Moisture probes confirm good Vic start

Moisture probes confirm good Vic start


Excessive moisture in spring last year in Victoria means soil moisture levels are good leading into the 2017 cropping season.

Excessive moisture in spring last year in Victoria means soil moisture levels are good leading into the 2017 cropping season.

Aa

Agriculture Victoria's network of soil moisture probes confirms a good start to the season.

Aa

A NETWORK of soil moisture probes across Victorian cropping land monitored by Agriculture Victoria has confirmed croppers in the southern state are in a strong position leading into another forecast rain event late this week.

Dale Boyd, agronomist with Agriculture Victoria, said moisture probes showed some parts of the State had their best moisture levels at sowing time for many years.

There were isolated pockets of Victoria’s cropping belt that received up to 100mm of April rainfall, but Mr Boyd said even the areas with lower autumn break figures had reasonable moisture reserves.

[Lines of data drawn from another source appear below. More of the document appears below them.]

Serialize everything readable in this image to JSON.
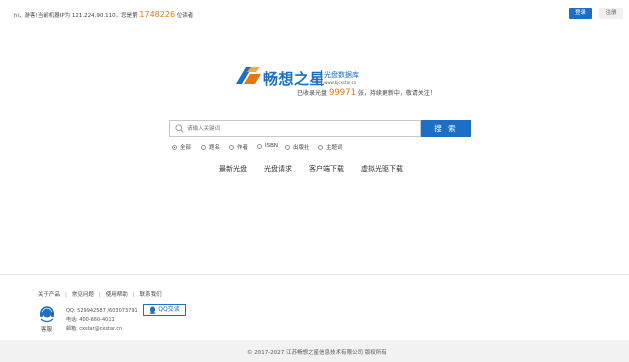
{
  "topbar": {
    "greeting_prefix": "hi，游客!当前机器IP为 121.224.90.110，您是第",
    "visitor_number": "1748226",
    "greeting_suffix": "位读者",
    "login_label": "登录",
    "register_label": "注册"
  },
  "brand": {
    "name": "畅想之星",
    "subtitle": "光盘数据库",
    "url": "www.bjcxstar.cn",
    "accent_color": "#1c6fc5",
    "highlight_color": "#e8760f"
  },
  "stats": {
    "prefix": "已收录光盘",
    "count": "99971",
    "suffix": "张，持续更新中，敬请关注！"
  },
  "search": {
    "placeholder": "请输入关键词",
    "button_label": "搜 索",
    "options": [
      "全部",
      "题名",
      "作者",
      "ISBN",
      "出版社",
      "主题词"
    ],
    "selected": "全部"
  },
  "nav": {
    "links": [
      "最新光盘",
      "光盘请求",
      "客户端下载",
      "虚拟光驱下载"
    ]
  },
  "footer": {
    "links": [
      "关于产品",
      "常见问题",
      "使用帮助",
      "联系我们"
    ],
    "service_label": "客服",
    "qq": "QQ: 529942587 /603073791",
    "phone": "电话: 400-660-4011",
    "email": "邮箱: cxstar@cxstar.cn",
    "qq_button_label": "QQ交谈",
    "copyright": "© 2017-2027   江苏畅想之星信息技术有限公司      版权所有"
  }
}
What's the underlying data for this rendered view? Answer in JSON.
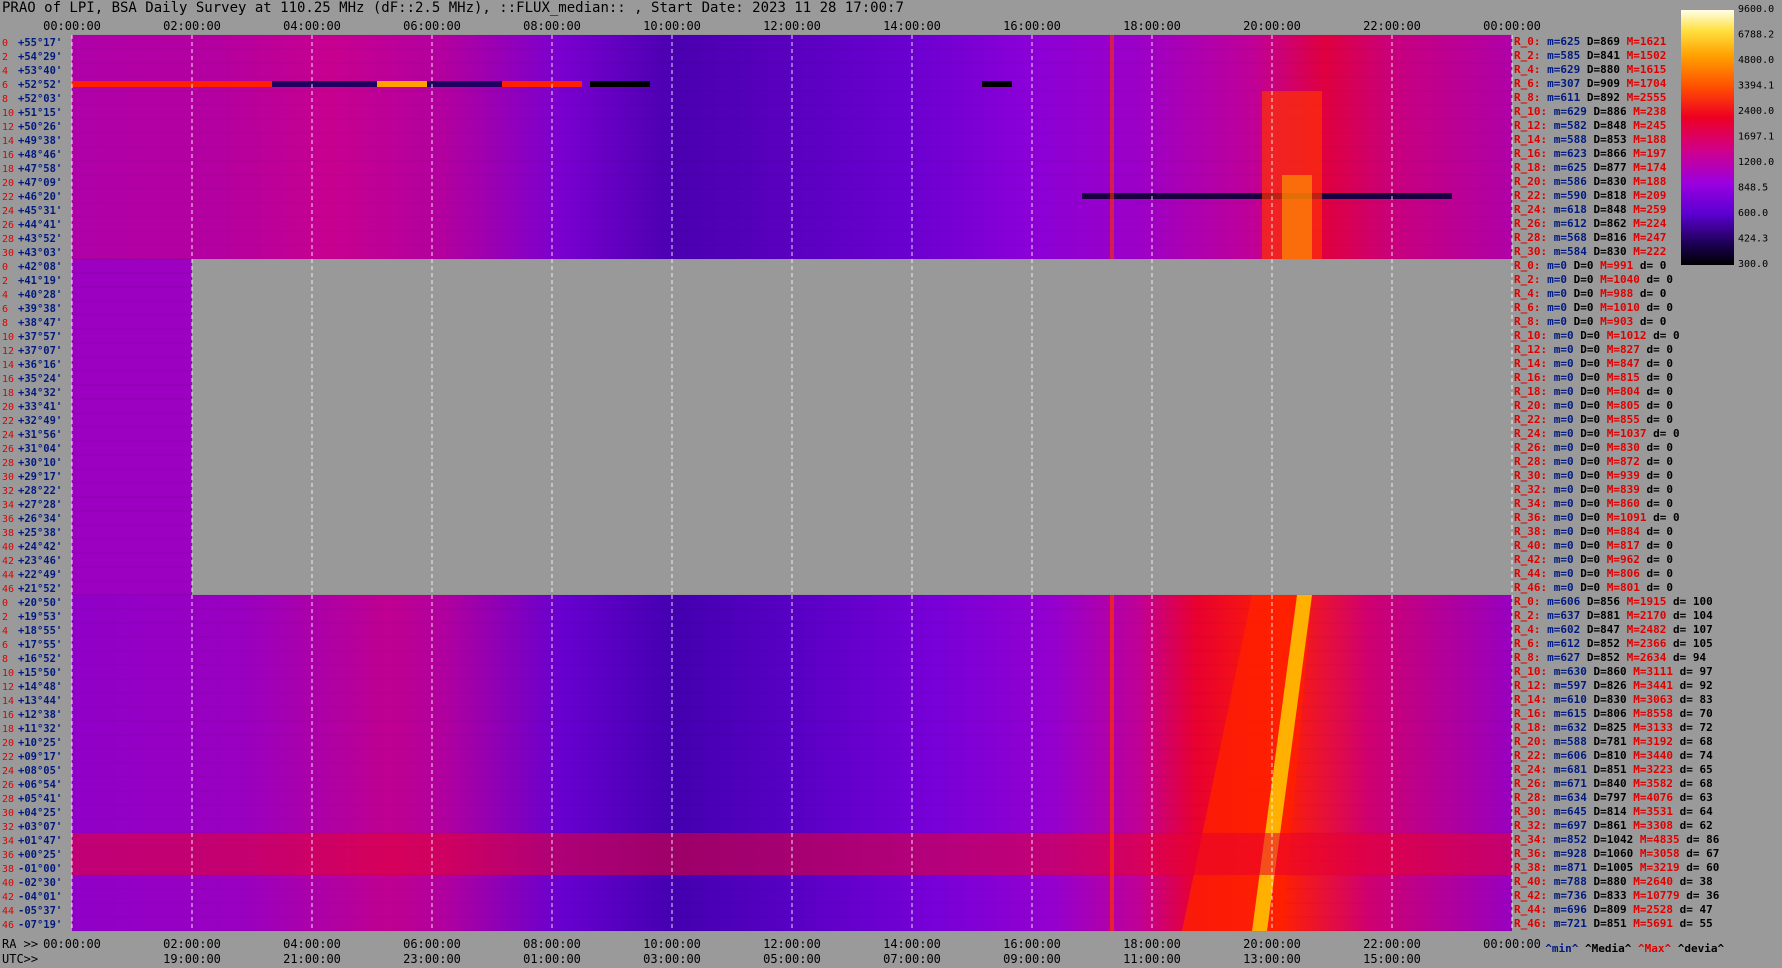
{
  "chart_data": {
    "type": "heatmap",
    "title": "PRAO of LPI, BSA Daily Survey at 110.25 MHz (dF::2.5 MHz), ::FLUX_median:: , Start Date: 2023 11 28 17:00:7",
    "x_top_ticks": [
      "00:00:00",
      "02:00:00",
      "04:00:00",
      "06:00:00",
      "08:00:00",
      "10:00:00",
      "12:00:00",
      "14:00:00",
      "16:00:00",
      "18:00:00",
      "20:00:00",
      "22:00:00",
      "00:00:00"
    ],
    "x_bottom_ticks_ra": [
      "00:00:00",
      "02:00:00",
      "04:00:00",
      "06:00:00",
      "08:00:00",
      "10:00:00",
      "12:00:00",
      "14:00:00",
      "16:00:00",
      "18:00:00",
      "20:00:00",
      "22:00:00",
      "00:00:00"
    ],
    "x_bottom_ticks_utc": [
      "",
      "19:00:00",
      "21:00:00",
      "23:00:00",
      "01:00:00",
      "03:00:00",
      "05:00:00",
      "07:00:00",
      "09:00:00",
      "11:00:00",
      "13:00:00",
      "15:00:00",
      ""
    ],
    "ra_label": "RA >>",
    "utc_label": "UTC>>",
    "colorbar_ticks": [
      "9600.0",
      "6788.2",
      "4800.0",
      "3394.1",
      "2400.0",
      "1697.1",
      "1200.0",
      "848.5",
      "600.0",
      "424.3",
      "300.0"
    ],
    "blocks": [
      {
        "index_labels": [
          "0",
          "2",
          "4",
          "6",
          "8",
          "10",
          "12",
          "14",
          "16",
          "18",
          "20",
          "22",
          "24",
          "26",
          "28",
          "30"
        ],
        "dec_labels": [
          "+55°17'",
          "+54°29'",
          "+53°40'",
          "+52°52'",
          "+52°03'",
          "+51°15'",
          "+50°26'",
          "+49°38'",
          "+48°46'",
          "+47°58'",
          "+47°09'",
          "+46°20'",
          "+45°31'",
          "+44°41'",
          "+43°52'",
          "+43°03'"
        ],
        "stats": [
          [
            "R_0:",
            "m=625",
            "D=869",
            "M=1621",
            ""
          ],
          [
            "R_2:",
            "m=585",
            "D=841",
            "M=1502",
            ""
          ],
          [
            "R_4:",
            "m=629",
            "D=880",
            "M=1615",
            ""
          ],
          [
            "R_6:",
            "m=307",
            "D=909",
            "M=1704",
            ""
          ],
          [
            "R_8:",
            "m=611",
            "D=892",
            "M=2555",
            ""
          ],
          [
            "R_10:",
            "m=629",
            "D=886",
            "M=238",
            ""
          ],
          [
            "R_12:",
            "m=582",
            "D=848",
            "M=245",
            ""
          ],
          [
            "R_14:",
            "m=588",
            "D=853",
            "M=188",
            ""
          ],
          [
            "R_16:",
            "m=623",
            "D=866",
            "M=197",
            ""
          ],
          [
            "R_18:",
            "m=625",
            "D=877",
            "M=174",
            ""
          ],
          [
            "R_20:",
            "m=586",
            "D=830",
            "M=188",
            ""
          ],
          [
            "R_22:",
            "m=590",
            "D=818",
            "M=209",
            ""
          ],
          [
            "R_24:",
            "m=618",
            "D=848",
            "M=259",
            ""
          ],
          [
            "R_26:",
            "m=612",
            "D=862",
            "M=224",
            ""
          ],
          [
            "R_28:",
            "m=568",
            "D=816",
            "M=247",
            ""
          ],
          [
            "R_30:",
            "m=584",
            "D=830",
            "M=222",
            ""
          ]
        ]
      },
      {
        "index_labels": [
          "0",
          "2",
          "4",
          "6",
          "8",
          "10",
          "12",
          "14",
          "16",
          "18",
          "20",
          "22",
          "24",
          "26",
          "28",
          "30",
          "32",
          "34",
          "36",
          "38",
          "40",
          "42",
          "44",
          "46"
        ],
        "dec_labels": [
          "+42°08'",
          "+41°19'",
          "+40°28'",
          "+39°38'",
          "+38°47'",
          "+37°57'",
          "+37°07'",
          "+36°16'",
          "+35°24'",
          "+34°32'",
          "+33°41'",
          "+32°49'",
          "+31°56'",
          "+31°04'",
          "+30°10'",
          "+29°17'",
          "+28°22'",
          "+27°28'",
          "+26°34'",
          "+25°38'",
          "+24°42'",
          "+23°46'",
          "+22°49'",
          "+21°52'"
        ],
        "stats": [
          [
            "R_0:",
            "m=0",
            "D=0",
            "M=991",
            "d= 0"
          ],
          [
            "R_2:",
            "m=0",
            "D=0",
            "M=1040",
            "d= 0"
          ],
          [
            "R_4:",
            "m=0",
            "D=0",
            "M=988",
            "d= 0"
          ],
          [
            "R_6:",
            "m=0",
            "D=0",
            "M=1010",
            "d= 0"
          ],
          [
            "R_8:",
            "m=0",
            "D=0",
            "M=903",
            "d= 0"
          ],
          [
            "R_10:",
            "m=0",
            "D=0",
            "M=1012",
            "d= 0"
          ],
          [
            "R_12:",
            "m=0",
            "D=0",
            "M=827",
            "d= 0"
          ],
          [
            "R_14:",
            "m=0",
            "D=0",
            "M=847",
            "d= 0"
          ],
          [
            "R_16:",
            "m=0",
            "D=0",
            "M=815",
            "d= 0"
          ],
          [
            "R_18:",
            "m=0",
            "D=0",
            "M=804",
            "d= 0"
          ],
          [
            "R_20:",
            "m=0",
            "D=0",
            "M=805",
            "d= 0"
          ],
          [
            "R_22:",
            "m=0",
            "D=0",
            "M=855",
            "d= 0"
          ],
          [
            "R_24:",
            "m=0",
            "D=0",
            "M=1037",
            "d= 0"
          ],
          [
            "R_26:",
            "m=0",
            "D=0",
            "M=830",
            "d= 0"
          ],
          [
            "R_28:",
            "m=0",
            "D=0",
            "M=872",
            "d= 0"
          ],
          [
            "R_30:",
            "m=0",
            "D=0",
            "M=939",
            "d= 0"
          ],
          [
            "R_32:",
            "m=0",
            "D=0",
            "M=839",
            "d= 0"
          ],
          [
            "R_34:",
            "m=0",
            "D=0",
            "M=860",
            "d= 0"
          ],
          [
            "R_36:",
            "m=0",
            "D=0",
            "M=1091",
            "d= 0"
          ],
          [
            "R_38:",
            "m=0",
            "D=0",
            "M=884",
            "d= 0"
          ],
          [
            "R_40:",
            "m=0",
            "D=0",
            "M=817",
            "d= 0"
          ],
          [
            "R_42:",
            "m=0",
            "D=0",
            "M=962",
            "d= 0"
          ],
          [
            "R_44:",
            "m=0",
            "D=0",
            "M=806",
            "d= 0"
          ],
          [
            "R_46:",
            "m=0",
            "D=0",
            "M=801",
            "d= 0"
          ]
        ]
      },
      {
        "index_labels": [
          "0",
          "2",
          "4",
          "6",
          "8",
          "10",
          "12",
          "14",
          "16",
          "18",
          "20",
          "22",
          "24",
          "26",
          "28",
          "30",
          "32",
          "34",
          "36",
          "38",
          "40",
          "42",
          "44",
          "46"
        ],
        "dec_labels": [
          "+20°50'",
          "+19°53'",
          "+18°55'",
          "+17°55'",
          "+16°52'",
          "+15°50'",
          "+14°48'",
          "+13°44'",
          "+12°38'",
          "+11°32'",
          "+10°25'",
          "+09°17'",
          "+08°05'",
          "+06°54'",
          "+05°41'",
          "+04°25'",
          "+03°07'",
          "+01°47'",
          "+00°25'",
          "-01°00'",
          "-02°30'",
          "-04°01'",
          "-05°37'",
          "-07°19'"
        ],
        "stats": [
          [
            "R_0:",
            "m=606",
            "D=856",
            "M=1915",
            "d= 100"
          ],
          [
            "R_2:",
            "m=637",
            "D=881",
            "M=2170",
            "d= 104"
          ],
          [
            "R_4:",
            "m=602",
            "D=847",
            "M=2482",
            "d= 107"
          ],
          [
            "R_6:",
            "m=612",
            "D=852",
            "M=2366",
            "d= 105"
          ],
          [
            "R_8:",
            "m=627",
            "D=852",
            "M=2634",
            "d= 94"
          ],
          [
            "R_10:",
            "m=630",
            "D=860",
            "M=3111",
            "d= 97"
          ],
          [
            "R_12:",
            "m=597",
            "D=826",
            "M=3441",
            "d= 92"
          ],
          [
            "R_14:",
            "m=610",
            "D=830",
            "M=3063",
            "d= 83"
          ],
          [
            "R_16:",
            "m=615",
            "D=806",
            "M=8558",
            "d= 70"
          ],
          [
            "R_18:",
            "m=632",
            "D=825",
            "M=3133",
            "d= 72"
          ],
          [
            "R_20:",
            "m=588",
            "D=781",
            "M=3192",
            "d= 68"
          ],
          [
            "R_22:",
            "m=606",
            "D=810",
            "M=3440",
            "d= 74"
          ],
          [
            "R_24:",
            "m=681",
            "D=851",
            "M=3223",
            "d= 65"
          ],
          [
            "R_26:",
            "m=671",
            "D=840",
            "M=3582",
            "d= 68"
          ],
          [
            "R_28:",
            "m=634",
            "D=797",
            "M=4076",
            "d= 63"
          ],
          [
            "R_30:",
            "m=645",
            "D=814",
            "M=3531",
            "d= 64"
          ],
          [
            "R_32:",
            "m=697",
            "D=861",
            "M=3308",
            "d= 62"
          ],
          [
            "R_34:",
            "m=852",
            "D=1042",
            "M=4835",
            "d= 86"
          ],
          [
            "R_36:",
            "m=928",
            "D=1060",
            "M=3058",
            "d= 67"
          ],
          [
            "R_38:",
            "m=871",
            "D=1005",
            "M=3219",
            "d= 60"
          ],
          [
            "R_40:",
            "m=788",
            "D=880",
            "M=2640",
            "d= 38"
          ],
          [
            "R_42:",
            "m=736",
            "D=833",
            "M=10779",
            "d= 36"
          ],
          [
            "R_44:",
            "m=696",
            "D=809",
            "M=2528",
            "d= 47"
          ],
          [
            "R_46:",
            "m=721",
            "D=851",
            "M=5691",
            "d= 55"
          ]
        ]
      }
    ],
    "footer_legend": [
      "^min^",
      "^Media^",
      "^Max^",
      "^devia^"
    ],
    "colors": {
      "background": "#9a9a9a",
      "index_label": "#e00000",
      "dec_label": "#001a80",
      "grid": "#ffffff",
      "no_data": "#999999"
    }
  }
}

“You compare the readings from the probes and the readings between last year, when moisture reserves were depleted and this year, where there is generally good reserves and it is a very different outlook.”

He said most croppers had residual moisture at depth from the wet 2016.

“It depends on the crop type the year before, high yielding crops take out a good portion of moisture even in the extremely wet conditions we had last year, but if there was waterlogging or a crop was cut for hay there are high levels of moisture there.”

Mr Boyd said some croppers sowing into hay or fallow paddocks entered the 2017 on a virtually full soil moisture profile.

 “This is going to be valuable if seasonal forecasts are correct and we are heading towards an average or drier than average season, this moisture gives growers confidence.”

“They can also be a bit more aggressive with their crop selection and target high value crops knowing the risk factor is mitigated due to stored moisture.”

On the areas with good crop uptake of moisture last year, Mr Boyd said the opening rains had pushed the soil moisture profile from 25 per cent full to 75pc full in some cases.

In some cases on lighter soils that received good opening rain subsoil and topsoil moisture have joined up.

Mr Boyd said it would require more rain to join up moisture on heavier soil types, but added these types also stayed moist longer once wetted up.

As a collective, Mr Boyd said the probes showed moisture levels are higher than over the past five years of monitoring.

He urged growers to keep using soil moisture data throughout the growing season.

“Soil monitoring will assist with decision making for inputs during the growing season.”

Aa

From the front page

Sponsored by